Is It Time To Rethink The Draft?
A recent survey has found that “[America] has an armed services that is at war and a public that’s not very engaged, a time when the public has been paying less and less attention even though the wars have been going on for ten years.” A smaller share of Americans currently serve in the armed forces than at any other time since the era between World War I and World War II, a new low that has led to a growing gap between people in uniform and the civilian population, says a recent Pew Research Center study. During World War II, nine percent of the population served in the military. Now, it is less than one percent. As a result, younger people are far less likely to have a relative who served in the armed forces. Three-quarters of those Americans over the age of 50 reported that they have a relative who served. Among those age 18 to 29, that number drops to about 30 percent. The pollsters believe that gap may be a problem for America. “Typically, when our nation is at war, it’s a front-burner issue,” says Paul Taylor, the executive vice president for Pew. “But with these post 9-11 wars, the public doesn’t seem to be paying much attention.” Before the draft ended in 1973, every male who turned 18 had to register for the draft. That created a built-in interest for most American families, not only the men who faced the draft.
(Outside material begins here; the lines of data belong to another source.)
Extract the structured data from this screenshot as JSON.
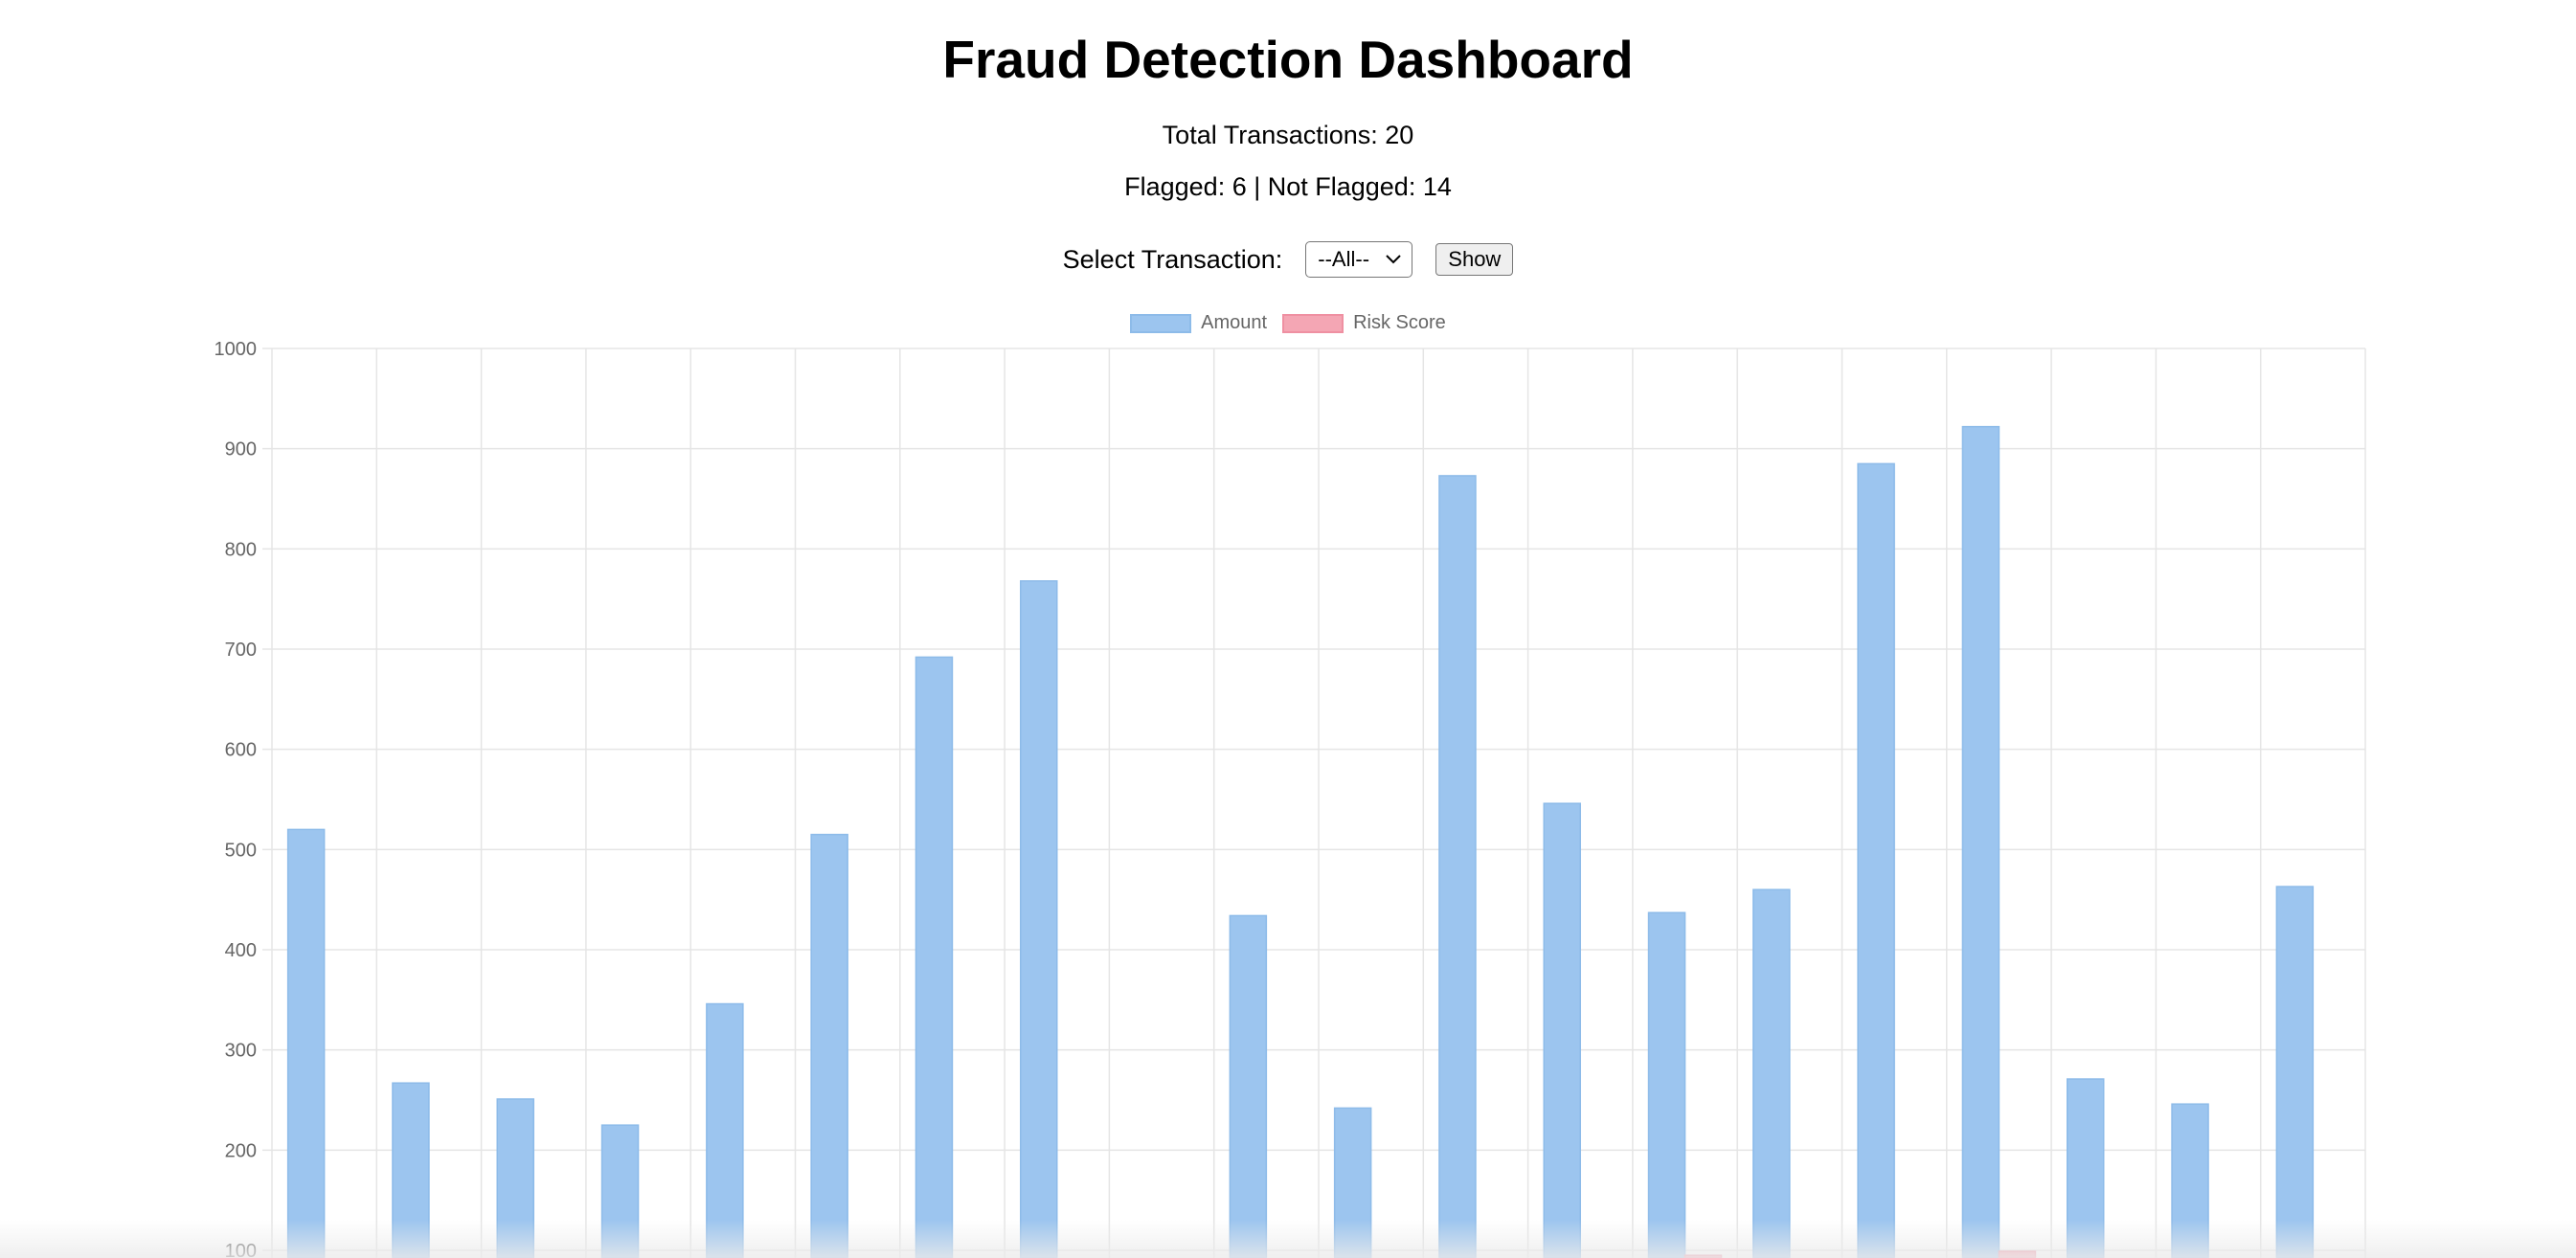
{
  "header": {
    "title": "Fraud Detection Dashboard",
    "total_text": "Total Transactions: 20",
    "flag_text": "Flagged: 6 | Not Flagged: 14"
  },
  "controls": {
    "select_label": "Select Transaction:",
    "select_value": "--All--",
    "show_label": "Show"
  },
  "colors": {
    "amount": "#9cc5ef",
    "amount_border": "#8dbbe9",
    "risk": "#f4a6b4",
    "risk_border": "#ef90a2",
    "grid": "#e5e5e5",
    "tick": "#666666"
  },
  "icons": {
    "select": "chevron-down-icon"
  },
  "chart_data": {
    "type": "bar",
    "legend_position": "top",
    "grid": true,
    "ylim": [
      100,
      1000
    ],
    "yticks": [
      100,
      200,
      300,
      400,
      500,
      600,
      700,
      800,
      900,
      1000
    ],
    "series": [
      {
        "name": "Amount",
        "values": [
          520,
          267,
          251,
          225,
          346,
          515,
          692,
          768,
          null,
          434,
          242,
          873,
          546,
          437,
          460,
          885,
          922,
          271,
          246,
          463
        ]
      },
      {
        "name": "Risk Score",
        "values": [
          null,
          null,
          null,
          null,
          null,
          null,
          null,
          null,
          null,
          null,
          null,
          null,
          null,
          95,
          null,
          null,
          99,
          null,
          null,
          null
        ]
      }
    ]
  }
}
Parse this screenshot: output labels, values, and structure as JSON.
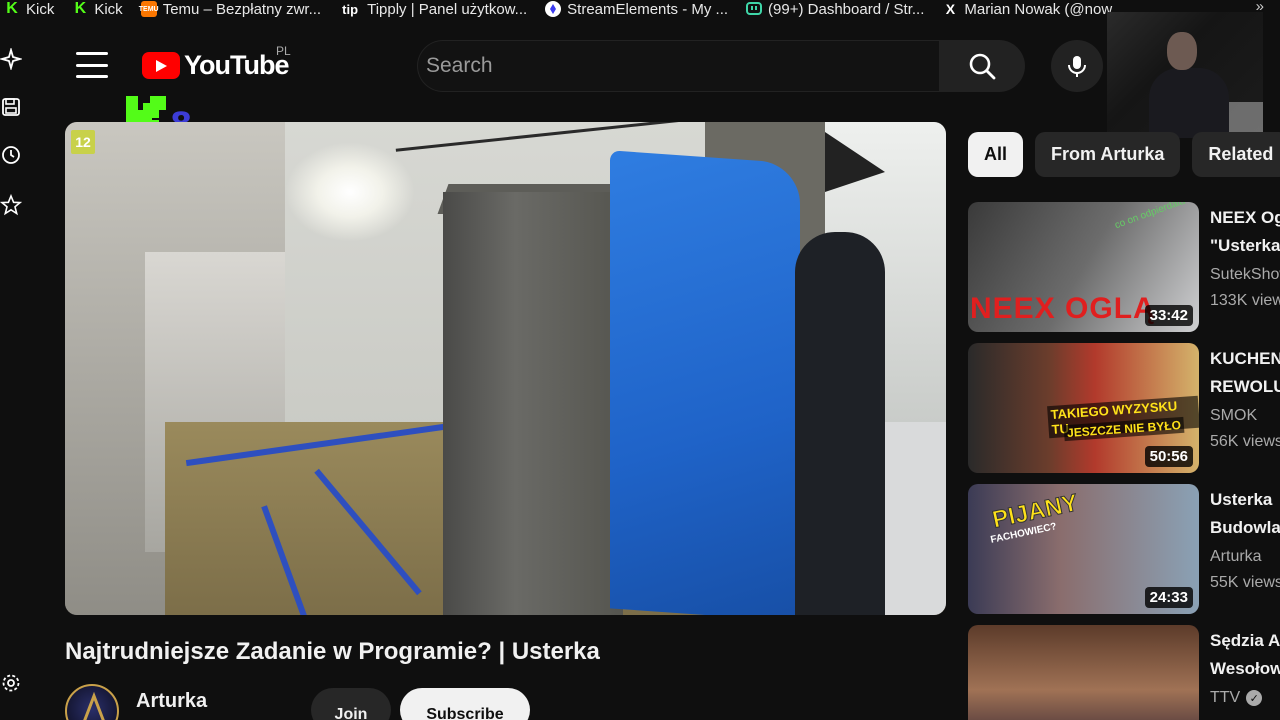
{
  "bookmarks": [
    {
      "label": "Kick",
      "icon": "kick-icon"
    },
    {
      "label": "Kick",
      "icon": "kick-icon"
    },
    {
      "label": "Temu – Bezpłatny zwr...",
      "icon": "temu-icon",
      "badge": "TEMU"
    },
    {
      "label": "Tipply | Panel użytkow...",
      "icon": "tipply-icon",
      "badge": "tip"
    },
    {
      "label": "StreamElements - My ...",
      "icon": "streamelements-icon"
    },
    {
      "label": "(99+) Dashboard / Str...",
      "icon": "twitch-icon"
    },
    {
      "label": "Marian Nowak (@now",
      "icon": "x-icon",
      "badge": "X"
    }
  ],
  "header": {
    "logo_text": "YouTube",
    "region": "PL",
    "search_placeholder": "Search"
  },
  "kick_overlay": {
    "count": "8"
  },
  "video": {
    "age_rating": "12",
    "title": "Najtrudniejsze Zadanie w Programie? | Usterka",
    "channel": "Arturka",
    "join_label": "Join",
    "subscribe_label": "Subscribe"
  },
  "chips": [
    {
      "label": "All",
      "active": true
    },
    {
      "label": "From Arturka",
      "active": false
    },
    {
      "label": "Related",
      "active": false
    }
  ],
  "recommendations": [
    {
      "title1": "NEEX Og",
      "title2": "\"Usterka",
      "channel": "SutekShow",
      "views": "133K views",
      "duration": "33:42",
      "thumb_text": "NEEX OGLĄ",
      "thumb_stamp": "co on odpierdala"
    },
    {
      "title1": "KUCHEN",
      "title2": "REWOLU",
      "channel": "SMOK",
      "views": "56K views",
      "duration": "50:56",
      "thumb_text": "TAKIEGO WYZYSKU TU",
      "thumb_text2": "JESZCZE NIE BYŁO"
    },
    {
      "title1": "Usterka",
      "title2": "Budowla",
      "channel": "Arturka",
      "views": "55K views",
      "duration": "24:33",
      "thumb_text": "PIJANY",
      "thumb_text2": "FACHOWIEC?"
    },
    {
      "title1": "Sędzia A",
      "title2": "Wesołow",
      "channel": "TTV",
      "views": "",
      "duration": "",
      "verified": true
    }
  ],
  "colors": {
    "background": "#0f0f0f",
    "brand_red": "#ff0000",
    "kick_green": "#53fc18",
    "text_primary": "#f1f1f1",
    "text_secondary": "#aaaaaa"
  }
}
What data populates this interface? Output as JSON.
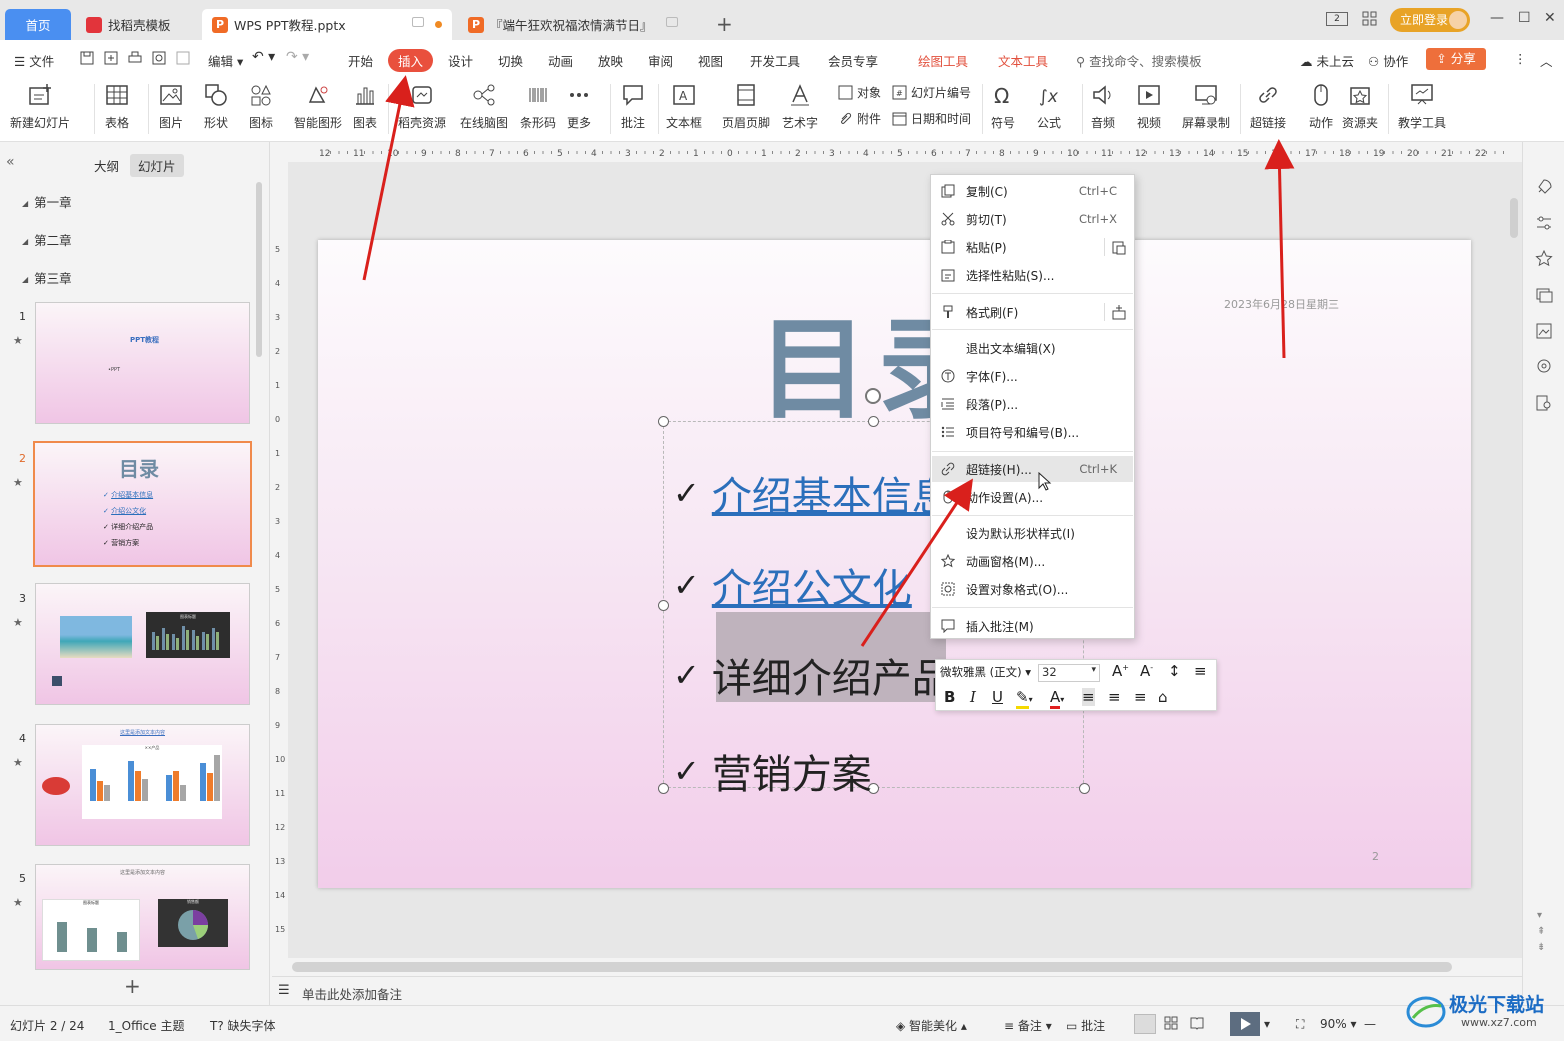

Since that time, however, with an all-volunteer military, most families do not have to face the issue and therefore have less interest in the armed forces and the war those forces are fighting. That does not bode well for the country, when a few fight its wars and the rest do not care. Perhaps it’s time to take a look at renewing the draft, not only for men, but for women as well. Or, as an alternative, we might look at two years of national service inside the nation itself. Everybody has a responsibility to serve the nation and it is time for that nation to look at ways that its young men and women can serve.